YOUR TASK: Go through the entries below and copy each line that holds the word "this".

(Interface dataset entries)
------------------------------------

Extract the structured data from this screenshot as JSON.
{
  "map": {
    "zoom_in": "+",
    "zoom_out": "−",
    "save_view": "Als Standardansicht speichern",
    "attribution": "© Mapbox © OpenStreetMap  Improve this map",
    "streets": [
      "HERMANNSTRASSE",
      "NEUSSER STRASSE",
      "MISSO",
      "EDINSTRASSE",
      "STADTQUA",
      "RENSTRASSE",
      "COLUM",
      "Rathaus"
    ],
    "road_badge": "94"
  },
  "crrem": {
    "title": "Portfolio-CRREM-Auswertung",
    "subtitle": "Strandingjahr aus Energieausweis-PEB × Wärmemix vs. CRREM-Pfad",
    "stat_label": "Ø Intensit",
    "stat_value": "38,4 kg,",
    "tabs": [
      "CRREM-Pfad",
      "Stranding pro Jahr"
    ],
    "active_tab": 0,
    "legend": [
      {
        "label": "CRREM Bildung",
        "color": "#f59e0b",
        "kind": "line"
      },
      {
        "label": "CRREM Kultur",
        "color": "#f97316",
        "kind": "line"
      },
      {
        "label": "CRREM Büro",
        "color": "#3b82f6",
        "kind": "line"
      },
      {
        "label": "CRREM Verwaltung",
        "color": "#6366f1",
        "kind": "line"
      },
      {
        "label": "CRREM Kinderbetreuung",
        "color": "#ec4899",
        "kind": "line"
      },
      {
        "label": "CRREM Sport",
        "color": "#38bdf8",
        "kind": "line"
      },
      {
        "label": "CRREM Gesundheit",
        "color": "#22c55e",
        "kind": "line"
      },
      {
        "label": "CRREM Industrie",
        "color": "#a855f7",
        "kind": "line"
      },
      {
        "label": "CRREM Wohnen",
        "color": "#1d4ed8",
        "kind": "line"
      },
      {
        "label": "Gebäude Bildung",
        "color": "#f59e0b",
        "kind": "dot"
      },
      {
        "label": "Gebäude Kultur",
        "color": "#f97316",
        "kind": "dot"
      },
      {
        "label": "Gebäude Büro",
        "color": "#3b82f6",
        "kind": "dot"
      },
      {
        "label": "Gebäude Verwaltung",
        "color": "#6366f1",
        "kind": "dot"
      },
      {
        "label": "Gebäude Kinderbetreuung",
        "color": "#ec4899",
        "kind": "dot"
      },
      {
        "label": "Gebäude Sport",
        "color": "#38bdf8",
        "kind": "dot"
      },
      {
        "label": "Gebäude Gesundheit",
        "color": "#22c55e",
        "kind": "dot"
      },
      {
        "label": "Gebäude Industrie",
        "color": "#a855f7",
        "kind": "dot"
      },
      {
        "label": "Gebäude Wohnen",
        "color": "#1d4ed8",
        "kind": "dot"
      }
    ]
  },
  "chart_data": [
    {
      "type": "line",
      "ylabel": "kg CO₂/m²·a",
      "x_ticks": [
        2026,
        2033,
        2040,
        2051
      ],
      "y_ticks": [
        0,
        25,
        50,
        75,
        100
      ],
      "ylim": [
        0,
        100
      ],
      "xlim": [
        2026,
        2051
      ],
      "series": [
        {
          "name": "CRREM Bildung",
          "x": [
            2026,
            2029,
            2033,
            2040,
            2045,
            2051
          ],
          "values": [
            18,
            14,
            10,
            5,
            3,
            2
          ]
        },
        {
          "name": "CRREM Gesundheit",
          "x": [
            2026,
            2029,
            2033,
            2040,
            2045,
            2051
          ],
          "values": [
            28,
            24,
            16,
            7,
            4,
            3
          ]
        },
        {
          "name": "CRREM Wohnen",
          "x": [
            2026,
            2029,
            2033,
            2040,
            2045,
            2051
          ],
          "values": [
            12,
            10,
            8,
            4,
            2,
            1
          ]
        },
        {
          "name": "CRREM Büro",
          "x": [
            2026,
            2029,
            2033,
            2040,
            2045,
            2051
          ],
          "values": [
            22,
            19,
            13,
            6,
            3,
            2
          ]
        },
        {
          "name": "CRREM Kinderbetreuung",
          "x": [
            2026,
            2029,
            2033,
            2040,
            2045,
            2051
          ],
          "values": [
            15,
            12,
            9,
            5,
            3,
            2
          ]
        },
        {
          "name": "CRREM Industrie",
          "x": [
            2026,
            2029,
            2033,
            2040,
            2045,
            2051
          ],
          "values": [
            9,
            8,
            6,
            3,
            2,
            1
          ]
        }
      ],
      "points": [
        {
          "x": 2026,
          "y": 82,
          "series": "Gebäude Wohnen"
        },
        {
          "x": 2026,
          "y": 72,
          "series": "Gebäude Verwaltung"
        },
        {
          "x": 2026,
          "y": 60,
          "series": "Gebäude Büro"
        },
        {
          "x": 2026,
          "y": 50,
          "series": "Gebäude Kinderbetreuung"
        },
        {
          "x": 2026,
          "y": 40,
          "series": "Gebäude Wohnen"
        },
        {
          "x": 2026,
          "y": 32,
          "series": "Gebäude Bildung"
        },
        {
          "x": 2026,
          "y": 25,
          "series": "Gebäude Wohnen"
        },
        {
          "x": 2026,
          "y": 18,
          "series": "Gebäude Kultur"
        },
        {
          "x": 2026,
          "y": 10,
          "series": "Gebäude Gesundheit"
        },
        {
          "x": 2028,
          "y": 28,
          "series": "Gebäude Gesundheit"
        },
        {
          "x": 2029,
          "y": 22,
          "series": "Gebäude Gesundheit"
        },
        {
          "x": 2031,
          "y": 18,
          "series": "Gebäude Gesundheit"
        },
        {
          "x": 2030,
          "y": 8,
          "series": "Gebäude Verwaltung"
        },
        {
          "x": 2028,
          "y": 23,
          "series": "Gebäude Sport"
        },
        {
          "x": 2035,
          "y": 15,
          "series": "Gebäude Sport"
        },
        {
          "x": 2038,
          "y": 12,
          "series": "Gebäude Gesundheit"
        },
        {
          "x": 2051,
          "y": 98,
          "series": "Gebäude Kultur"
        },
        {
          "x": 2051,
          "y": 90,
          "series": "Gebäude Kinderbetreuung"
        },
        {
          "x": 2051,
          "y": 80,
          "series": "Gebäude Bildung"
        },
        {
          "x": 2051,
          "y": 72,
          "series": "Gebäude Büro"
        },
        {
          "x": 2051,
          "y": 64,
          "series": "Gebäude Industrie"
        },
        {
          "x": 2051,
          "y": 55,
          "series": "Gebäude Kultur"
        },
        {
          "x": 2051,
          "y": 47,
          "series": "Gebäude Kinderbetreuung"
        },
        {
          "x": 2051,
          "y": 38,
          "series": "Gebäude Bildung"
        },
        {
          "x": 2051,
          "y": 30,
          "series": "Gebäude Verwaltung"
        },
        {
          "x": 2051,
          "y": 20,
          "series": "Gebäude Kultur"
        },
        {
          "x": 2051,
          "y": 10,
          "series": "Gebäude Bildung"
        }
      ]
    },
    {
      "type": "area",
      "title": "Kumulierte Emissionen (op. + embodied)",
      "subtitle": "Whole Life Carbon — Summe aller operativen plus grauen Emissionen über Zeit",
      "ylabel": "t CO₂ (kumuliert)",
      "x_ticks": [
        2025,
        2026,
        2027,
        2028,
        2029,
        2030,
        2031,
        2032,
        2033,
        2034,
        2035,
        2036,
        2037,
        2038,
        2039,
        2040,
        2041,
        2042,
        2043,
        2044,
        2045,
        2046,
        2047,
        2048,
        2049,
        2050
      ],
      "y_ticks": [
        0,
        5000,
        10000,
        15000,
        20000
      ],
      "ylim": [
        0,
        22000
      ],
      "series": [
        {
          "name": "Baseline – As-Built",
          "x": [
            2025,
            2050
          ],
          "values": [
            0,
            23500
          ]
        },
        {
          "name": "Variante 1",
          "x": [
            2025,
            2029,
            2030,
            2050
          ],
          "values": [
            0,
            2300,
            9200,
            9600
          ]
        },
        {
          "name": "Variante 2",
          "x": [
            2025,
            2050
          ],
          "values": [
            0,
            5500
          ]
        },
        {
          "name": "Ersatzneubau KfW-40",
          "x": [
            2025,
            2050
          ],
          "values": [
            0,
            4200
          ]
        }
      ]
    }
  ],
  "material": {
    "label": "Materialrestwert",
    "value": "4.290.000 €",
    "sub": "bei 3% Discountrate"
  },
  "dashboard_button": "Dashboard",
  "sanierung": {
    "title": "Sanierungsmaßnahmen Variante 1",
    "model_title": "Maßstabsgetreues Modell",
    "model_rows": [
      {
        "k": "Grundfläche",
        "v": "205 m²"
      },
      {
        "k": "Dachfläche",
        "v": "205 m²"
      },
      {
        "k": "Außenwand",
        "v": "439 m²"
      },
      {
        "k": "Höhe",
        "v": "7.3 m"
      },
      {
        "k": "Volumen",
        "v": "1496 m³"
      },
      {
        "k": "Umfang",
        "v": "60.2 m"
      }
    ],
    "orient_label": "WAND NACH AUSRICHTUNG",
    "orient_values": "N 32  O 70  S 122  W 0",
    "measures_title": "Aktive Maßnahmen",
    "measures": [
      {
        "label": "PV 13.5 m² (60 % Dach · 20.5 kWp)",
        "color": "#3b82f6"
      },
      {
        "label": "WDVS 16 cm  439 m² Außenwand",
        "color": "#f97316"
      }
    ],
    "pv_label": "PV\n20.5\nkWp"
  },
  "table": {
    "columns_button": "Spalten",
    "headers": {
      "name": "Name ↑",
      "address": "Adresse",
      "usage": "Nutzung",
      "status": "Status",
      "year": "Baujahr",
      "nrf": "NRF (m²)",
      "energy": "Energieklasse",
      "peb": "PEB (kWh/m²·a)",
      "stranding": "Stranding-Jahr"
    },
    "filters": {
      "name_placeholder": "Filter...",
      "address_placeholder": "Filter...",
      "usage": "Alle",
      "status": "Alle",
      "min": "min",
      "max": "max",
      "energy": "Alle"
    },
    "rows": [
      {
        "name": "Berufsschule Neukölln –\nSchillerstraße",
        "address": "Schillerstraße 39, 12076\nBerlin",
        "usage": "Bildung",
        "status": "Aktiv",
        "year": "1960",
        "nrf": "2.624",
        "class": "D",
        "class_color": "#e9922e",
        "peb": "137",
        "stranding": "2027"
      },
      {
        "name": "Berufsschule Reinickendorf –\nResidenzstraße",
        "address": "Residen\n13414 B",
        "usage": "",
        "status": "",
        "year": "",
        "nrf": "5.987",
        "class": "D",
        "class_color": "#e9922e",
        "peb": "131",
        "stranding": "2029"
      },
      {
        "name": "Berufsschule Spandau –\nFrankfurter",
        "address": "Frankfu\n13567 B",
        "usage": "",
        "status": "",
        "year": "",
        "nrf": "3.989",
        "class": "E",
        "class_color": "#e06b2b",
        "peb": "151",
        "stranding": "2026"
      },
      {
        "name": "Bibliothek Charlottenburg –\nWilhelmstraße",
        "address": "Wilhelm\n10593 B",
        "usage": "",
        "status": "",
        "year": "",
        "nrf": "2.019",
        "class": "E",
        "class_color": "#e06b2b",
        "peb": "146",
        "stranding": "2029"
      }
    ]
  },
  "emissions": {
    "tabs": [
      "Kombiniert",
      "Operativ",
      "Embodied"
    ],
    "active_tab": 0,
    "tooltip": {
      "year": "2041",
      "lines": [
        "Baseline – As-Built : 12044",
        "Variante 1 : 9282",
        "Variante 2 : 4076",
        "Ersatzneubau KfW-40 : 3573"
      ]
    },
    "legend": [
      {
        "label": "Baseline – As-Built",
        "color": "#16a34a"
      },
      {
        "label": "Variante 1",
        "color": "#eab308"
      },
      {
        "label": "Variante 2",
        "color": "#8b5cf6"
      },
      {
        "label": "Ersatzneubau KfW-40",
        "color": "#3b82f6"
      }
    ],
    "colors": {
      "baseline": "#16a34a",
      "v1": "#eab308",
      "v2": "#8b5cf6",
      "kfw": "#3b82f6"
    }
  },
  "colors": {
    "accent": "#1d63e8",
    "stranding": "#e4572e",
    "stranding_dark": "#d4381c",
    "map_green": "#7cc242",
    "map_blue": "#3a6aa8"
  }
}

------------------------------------

EXERCISE RESULT:
Extract the structured data from this screenshot as JSON.
    "attribution": "© Mapbox © OpenStreetMap  Improve this map",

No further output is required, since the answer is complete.